By Dick Stark
Excellent presentation skills are essential for almost all of us. Whether you are in Sales or Operations, a single presentation may determine whether or not your organization wins a new job, or whether you kick off a new job successfully. The good news is that you don’t have to be Steve Jobs to be a great presenter. Here are a few tips from a two day Mandel class that I completed last week at BMC.
Have a Plan. At Mandel, that plan is known as the Mandel Blueprint Process. Begin by setting building specifications, build the core message using SCIPAB (see below), add detail, and finish with color spots. Effective communicators plan in advance, develop a compelling story, and make it easy for listeners to follow the narrative. Remember we do not sell ITSM software. We improve efficiency and reduce the overall cost of service management.
- Situation is “person chained to a railroad track.”
- Complication is a challenge, “train is coming.”
- Implication is the result, “she is going to die.”
- Position is our solution, “free her before the train arrives.”
- Action is “run to get the bolt cutter.”
- Benefit is “a life saved and no cleanup required.”
SCIPAB applied to a Remedy 8 upgrade.

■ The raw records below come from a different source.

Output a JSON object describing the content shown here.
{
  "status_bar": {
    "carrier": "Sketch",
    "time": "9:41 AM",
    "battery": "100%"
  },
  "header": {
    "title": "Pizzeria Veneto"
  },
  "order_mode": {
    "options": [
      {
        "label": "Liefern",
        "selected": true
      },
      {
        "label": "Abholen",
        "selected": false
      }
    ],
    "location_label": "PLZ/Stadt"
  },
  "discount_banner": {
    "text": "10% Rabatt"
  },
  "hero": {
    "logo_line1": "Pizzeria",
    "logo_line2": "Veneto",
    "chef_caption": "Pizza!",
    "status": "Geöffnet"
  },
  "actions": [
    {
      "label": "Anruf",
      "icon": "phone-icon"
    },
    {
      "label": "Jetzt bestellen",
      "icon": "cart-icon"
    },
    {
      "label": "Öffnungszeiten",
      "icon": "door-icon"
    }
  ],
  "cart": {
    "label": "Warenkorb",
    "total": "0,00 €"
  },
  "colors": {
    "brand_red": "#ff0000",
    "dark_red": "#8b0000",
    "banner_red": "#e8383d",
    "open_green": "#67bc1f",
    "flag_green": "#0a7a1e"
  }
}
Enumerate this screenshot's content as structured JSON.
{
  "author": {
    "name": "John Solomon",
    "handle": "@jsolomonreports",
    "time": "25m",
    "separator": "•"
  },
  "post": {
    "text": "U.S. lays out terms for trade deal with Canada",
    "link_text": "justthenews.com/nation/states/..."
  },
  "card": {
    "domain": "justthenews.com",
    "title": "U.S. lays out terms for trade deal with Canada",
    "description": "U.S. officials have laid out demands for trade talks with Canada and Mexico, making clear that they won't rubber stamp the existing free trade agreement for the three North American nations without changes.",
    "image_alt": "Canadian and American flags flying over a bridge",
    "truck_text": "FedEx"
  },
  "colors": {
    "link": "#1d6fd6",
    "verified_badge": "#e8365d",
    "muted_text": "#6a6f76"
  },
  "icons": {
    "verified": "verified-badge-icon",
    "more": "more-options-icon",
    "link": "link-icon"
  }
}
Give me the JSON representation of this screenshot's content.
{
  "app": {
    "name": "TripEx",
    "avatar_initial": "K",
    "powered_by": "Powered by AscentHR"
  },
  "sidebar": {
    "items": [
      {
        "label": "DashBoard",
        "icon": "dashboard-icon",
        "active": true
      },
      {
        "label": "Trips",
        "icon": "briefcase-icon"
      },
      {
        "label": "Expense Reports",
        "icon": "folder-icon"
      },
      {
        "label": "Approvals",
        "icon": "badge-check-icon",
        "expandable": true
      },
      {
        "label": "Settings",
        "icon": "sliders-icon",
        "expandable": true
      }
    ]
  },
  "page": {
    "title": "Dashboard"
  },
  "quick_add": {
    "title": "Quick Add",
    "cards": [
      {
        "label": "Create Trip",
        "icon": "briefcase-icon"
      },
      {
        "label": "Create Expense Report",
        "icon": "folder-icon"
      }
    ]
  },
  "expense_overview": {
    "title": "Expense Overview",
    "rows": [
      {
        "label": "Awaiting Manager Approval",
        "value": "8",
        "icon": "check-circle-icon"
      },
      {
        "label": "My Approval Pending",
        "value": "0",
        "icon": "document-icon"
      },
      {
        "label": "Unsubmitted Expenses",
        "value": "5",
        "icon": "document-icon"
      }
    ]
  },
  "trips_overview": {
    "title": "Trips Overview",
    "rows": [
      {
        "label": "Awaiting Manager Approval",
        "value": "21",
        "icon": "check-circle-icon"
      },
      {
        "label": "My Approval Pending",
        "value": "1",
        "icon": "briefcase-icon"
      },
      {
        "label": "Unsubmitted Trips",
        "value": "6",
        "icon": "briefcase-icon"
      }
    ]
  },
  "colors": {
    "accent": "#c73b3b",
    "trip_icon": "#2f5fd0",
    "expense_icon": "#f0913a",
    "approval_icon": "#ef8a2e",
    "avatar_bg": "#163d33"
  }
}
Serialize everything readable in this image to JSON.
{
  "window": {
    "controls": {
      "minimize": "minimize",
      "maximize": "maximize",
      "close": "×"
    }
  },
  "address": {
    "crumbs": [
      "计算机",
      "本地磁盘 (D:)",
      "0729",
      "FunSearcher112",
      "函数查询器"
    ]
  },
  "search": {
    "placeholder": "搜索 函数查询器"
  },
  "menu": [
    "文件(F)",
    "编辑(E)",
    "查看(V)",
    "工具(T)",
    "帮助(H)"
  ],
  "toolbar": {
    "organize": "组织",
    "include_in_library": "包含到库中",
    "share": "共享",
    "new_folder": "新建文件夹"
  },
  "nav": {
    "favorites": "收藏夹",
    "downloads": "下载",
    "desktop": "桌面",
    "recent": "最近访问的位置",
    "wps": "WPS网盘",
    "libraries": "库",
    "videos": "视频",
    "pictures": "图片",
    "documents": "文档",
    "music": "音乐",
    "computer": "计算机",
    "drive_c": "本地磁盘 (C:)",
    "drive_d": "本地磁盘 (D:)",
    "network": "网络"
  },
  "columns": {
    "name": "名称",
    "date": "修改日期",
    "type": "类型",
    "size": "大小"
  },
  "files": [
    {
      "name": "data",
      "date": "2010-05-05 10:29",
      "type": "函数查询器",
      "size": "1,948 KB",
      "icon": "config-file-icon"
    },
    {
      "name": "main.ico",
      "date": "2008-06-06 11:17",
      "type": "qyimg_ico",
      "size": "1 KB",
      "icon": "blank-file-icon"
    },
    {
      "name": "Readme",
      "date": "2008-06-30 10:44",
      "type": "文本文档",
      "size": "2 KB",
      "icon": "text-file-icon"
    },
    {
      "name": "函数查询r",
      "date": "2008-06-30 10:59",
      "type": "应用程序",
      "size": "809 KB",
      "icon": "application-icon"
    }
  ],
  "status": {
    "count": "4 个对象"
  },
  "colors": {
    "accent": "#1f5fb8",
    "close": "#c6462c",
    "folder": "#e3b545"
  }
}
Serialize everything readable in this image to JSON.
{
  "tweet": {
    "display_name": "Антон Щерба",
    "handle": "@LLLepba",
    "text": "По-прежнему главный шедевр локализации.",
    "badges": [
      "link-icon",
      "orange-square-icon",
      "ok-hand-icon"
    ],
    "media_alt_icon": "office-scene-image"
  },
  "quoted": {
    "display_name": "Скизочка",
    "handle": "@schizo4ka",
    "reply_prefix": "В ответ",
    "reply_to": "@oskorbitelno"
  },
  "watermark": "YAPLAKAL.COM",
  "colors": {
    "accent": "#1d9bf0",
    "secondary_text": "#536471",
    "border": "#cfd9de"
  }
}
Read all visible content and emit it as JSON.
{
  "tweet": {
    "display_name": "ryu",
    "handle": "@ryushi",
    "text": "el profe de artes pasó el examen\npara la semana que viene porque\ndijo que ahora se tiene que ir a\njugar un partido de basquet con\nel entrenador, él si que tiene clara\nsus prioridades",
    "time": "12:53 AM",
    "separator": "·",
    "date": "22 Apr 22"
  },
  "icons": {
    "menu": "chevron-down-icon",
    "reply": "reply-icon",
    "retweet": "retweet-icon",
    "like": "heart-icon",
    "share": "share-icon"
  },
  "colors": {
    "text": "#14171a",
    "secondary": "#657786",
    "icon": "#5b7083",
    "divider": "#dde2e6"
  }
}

I understand that you have Remedy version 7.1. I further understand that Remedy is heavily customized, cumbersome, expensive to maintain and doesn’t really meet your needs anymore. What’s complicating the situation is the mix of contractors and consultants that have worked or attempted to work with Remedy over the years. As a result, your users are not happy with the slow response times and it is clear that Remedy is not meeting all your requirements.
Remedy is like a Ferrari parked in the garage, and by upgrading to version 8.1 you can get your Ferrari out of the garage and onto the super-highway. Let’s make this demo session is interactive—RightStar will show you how the new Remedy can better meet your needs with the end result — lower cost, improved efficiency, and excellent customer satisfaction.
What I learned. During the two day class we each gave seven presentations, each one videotaped. It’s amazing what we learned by watching ourselves and listening to feedback from others. For example, I’m working to improve my eye contact. I’ve found that, especially in a small group, it’s important to look everyone in the eye, not just the key decision makers. (Look at each person for a thought, three seconds or so, and then move on to someone else.). I’m also trying to improve how I work a room. (The actual process is look, move, and plant.) This takes practice, especially if you’re like me and have trouble walking and chewing gum.
One of the best ways to practice is to join a Toastmasters International chapter. This is a professional speaking organization with thousands of chapters all over the world. Meetings are normally every other week and there is a nominal fee to join. I’m proud to say that I’m a certified Toastmaster, having successfully completed ten speeches. If Toastmasters won’t work for you, then invest in a video camera with a stand.
Of course, watch out for clutter words like and, um, ah, so, you know. And don’t talk to the audience when your back is turned…